Top Critic Average
Just as in the previous story, Dragonfall consumed my imagination for the whole time I was playing it. When it was done, I missed the characters and wanted it to continue. That is perhaps the ultimate sign of a well-told story. As a game, it's pretty good – balanced, challenging combat that calls for a variety of tactics to respond to different situations; viable paths for combat fans, mages and even charisma-junkies; plenty of relevant activities to keep the player engaged during non-combat 'downtime'. But as a story – a piece of interactive fiction that takes a substantial corpus of existing source material and spins an engrossing yarn about power, betrayal, revenge, duty, family and loyalty – it is a supreme work.
In the end, Dragonfall is a more complete and sophisticated version of last year's Shadowrun Returns. The new campaign setting is utterly compelling, the writing is some of the industry's finest with astounding prose and character development and the added content simply equates to an experience that is only rivaled by the genre's best.
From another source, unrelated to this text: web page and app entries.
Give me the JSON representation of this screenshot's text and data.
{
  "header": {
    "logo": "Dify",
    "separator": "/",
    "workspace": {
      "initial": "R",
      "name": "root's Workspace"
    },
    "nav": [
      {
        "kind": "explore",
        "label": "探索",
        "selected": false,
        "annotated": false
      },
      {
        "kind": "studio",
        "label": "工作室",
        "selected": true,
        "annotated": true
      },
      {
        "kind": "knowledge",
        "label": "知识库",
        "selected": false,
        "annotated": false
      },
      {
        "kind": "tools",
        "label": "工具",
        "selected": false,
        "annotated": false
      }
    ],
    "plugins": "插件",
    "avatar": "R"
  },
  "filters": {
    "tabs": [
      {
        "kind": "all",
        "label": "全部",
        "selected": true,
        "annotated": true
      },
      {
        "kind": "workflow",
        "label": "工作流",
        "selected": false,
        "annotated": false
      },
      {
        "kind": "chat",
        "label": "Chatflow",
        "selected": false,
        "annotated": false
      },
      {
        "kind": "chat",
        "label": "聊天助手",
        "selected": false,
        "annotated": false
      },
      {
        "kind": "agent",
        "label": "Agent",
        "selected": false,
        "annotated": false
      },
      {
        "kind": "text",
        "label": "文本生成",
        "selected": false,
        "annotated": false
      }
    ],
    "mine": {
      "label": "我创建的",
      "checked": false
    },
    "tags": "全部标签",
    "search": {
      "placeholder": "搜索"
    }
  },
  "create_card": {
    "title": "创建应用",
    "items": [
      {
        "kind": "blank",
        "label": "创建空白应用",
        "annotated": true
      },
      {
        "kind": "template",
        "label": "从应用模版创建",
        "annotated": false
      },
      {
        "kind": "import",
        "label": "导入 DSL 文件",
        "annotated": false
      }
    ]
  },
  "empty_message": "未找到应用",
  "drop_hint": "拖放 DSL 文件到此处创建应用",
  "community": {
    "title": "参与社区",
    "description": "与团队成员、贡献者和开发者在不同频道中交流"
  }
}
If you're new to Shadowrun Returns, skip the initial release and start with Dragonfall Director's Cut. Nearly every aspect of the Dragonfall campaign is superior to Dead Man's Switch, and there's far more to be excited about than afraid of. When backers were so eager to offer their support for Harebrained Schemes' Kickstarter campaign, Dragonfall Director's Cut is the game that made the investments pay off.
Shadowrun: Dragonfall doesn't drastically change the mechanics or systems that were introduced in the main game, which is slightly disappointing as there could have been improvements made but the addition of the new save system is a big relief. The writing and story remains the same high quality from the main game and feels a bit more cohesive from Dead Man's Switch; that story took a lot of twists and turns but Dragonfall feels more focused by giving you a personal connection right from the start. If you enjoyed your first taste of Shadowrun, then Dragonfall should be an immediate purchase.
For players who may never had heard of Shadowrun, Dragonfall is a firm introduction to what the world is all about. In many ways, it finally fulfills the promise of a real sequel. It won't brutalize players who are new to tactical gaming, and it won't stop veterans cold, but Dragonfall does an awesome job of translating Shadowrun's world into a digital battlefield fraught with shady choices.
Unfortunately, as DLC, if you didn't buy Shadowrun Returns originally you have to do so now to play Dragonfall - effectively doubling the price. It would be much easier to recommend as a standalone expansion - both as a marked improvement on the original campaign and a refreshing break from the genre's usual fantasy worlds. It still stands as those things if you're willing to take the plunge, though, as well as being an excellent reason to give Shadowrun Returns and its community a second look.
An expansion that improves on almost every aspect of the original, fixing obvious flaws and adding a much greater sense of variety to what is now one of the best retro role-players around.
Dragonfall is limited by the mediocre game it was an expansion of, but still manages to build a more interesting narrative with better characters. The overarching missions structure has improved, the way you complete these missions has become more varied. Dragonfall may wear the skin of Shadowrun Returns, but underneath it's a far superior game.